- The n-th Fibonacci number is prime if n is prime or n = 4.
- The sum of ten consecutive Fibonacci numbers equals the product of the seventh number by eleven.
- The sum of the squares of the Fibonacci numbers of n-th and (n+1)-th order is equal to the Fibonacci number of order 2n+1.
Generalisation of the problem:
The generalisation of the problem involves two parameters: the number of tiles and the restrictions placed on the movements of the frog. Instead of not being allowed to land on two consecutive tiles, the condition can be omitted or changed to jumping over a minimum of k free tiles with each jump (jumping from A to any tile is still allowed, as is jumping from any tile to B, since A and B are not considered as tiles).
Under the initial condition (the frog can't land on two consecutive tiles), the generalisation of the problem to n tiles immediately becomes: the possible number of different ways to travel from A to B is given by the (n+2)-th Fibonacci number. It's also possible to generalise the formula (1), distinguishing
between even and odd numbers of tiles.
Let's examine the general problem : we have n tiles and the frog has to jump over at least K tiles between two stops (K > 0).
K = 0 The number of possible ways equals 2n
K = 1 The number of possible ways equals Fn+2
K = 2 Let's make the recurrent series :
K = 3 Lets make the recurrent series :
V1 = V2 = V3 = V4 = 1
Vn = Vn-1 + Vn-4 The number of possible ways equals Vn+4
K any given number (<n) Lets make the recurrent series :
If the frog has to jump over at least K tiles between two stops, this proportion (rapidly) converges as n becomes higher.
Experimentally we noticed that the value of this ratio is given by the highest positive real root of the equation xK+1 - xK - 1 = 0. A general solution to this equation has still to be found. Here are some results :
As so often happens, commencing from a nice puzzle about a little frog that jumps from A to B, some unexpected developments have presented themselves. And once again it's remarkable that Fibonacci shows up.

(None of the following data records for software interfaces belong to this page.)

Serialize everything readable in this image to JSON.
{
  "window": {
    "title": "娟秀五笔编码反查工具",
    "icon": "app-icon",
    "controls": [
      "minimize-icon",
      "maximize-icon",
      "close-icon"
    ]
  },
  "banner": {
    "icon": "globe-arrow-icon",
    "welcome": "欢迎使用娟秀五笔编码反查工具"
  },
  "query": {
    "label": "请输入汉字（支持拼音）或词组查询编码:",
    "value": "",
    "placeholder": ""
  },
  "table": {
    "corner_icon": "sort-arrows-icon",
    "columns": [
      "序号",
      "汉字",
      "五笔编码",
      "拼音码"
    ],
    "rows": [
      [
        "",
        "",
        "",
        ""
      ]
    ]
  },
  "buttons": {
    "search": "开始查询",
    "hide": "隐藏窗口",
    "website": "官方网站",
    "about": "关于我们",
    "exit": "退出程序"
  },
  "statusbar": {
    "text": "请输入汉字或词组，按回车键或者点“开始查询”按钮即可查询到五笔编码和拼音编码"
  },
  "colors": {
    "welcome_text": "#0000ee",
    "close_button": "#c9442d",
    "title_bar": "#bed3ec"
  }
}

Appendix : Direct approach of the problem (drawn up by Catherine).
1. The frog can't land on two consecutive tiles (as put in the basic problem). The number of tiles is a parameter of the problem.
The Fibonacci numbers appear.
2. The frog has to jump over at least two free tiles. The number of tiles is a parameter again.
Now we find a series where you don't add up the two preceding numbers, but skip one: add the preceding and third preceding number.
3. The frog has to jump over at least 3 free tiles between two landings. The number of tiles is a parameter.
Here we find a series where you don't add up the two preceding numbers, but skip two: add the preceding and fourth preceding number.
4. The frog has no restrictions.
And we find the positive powers of 2.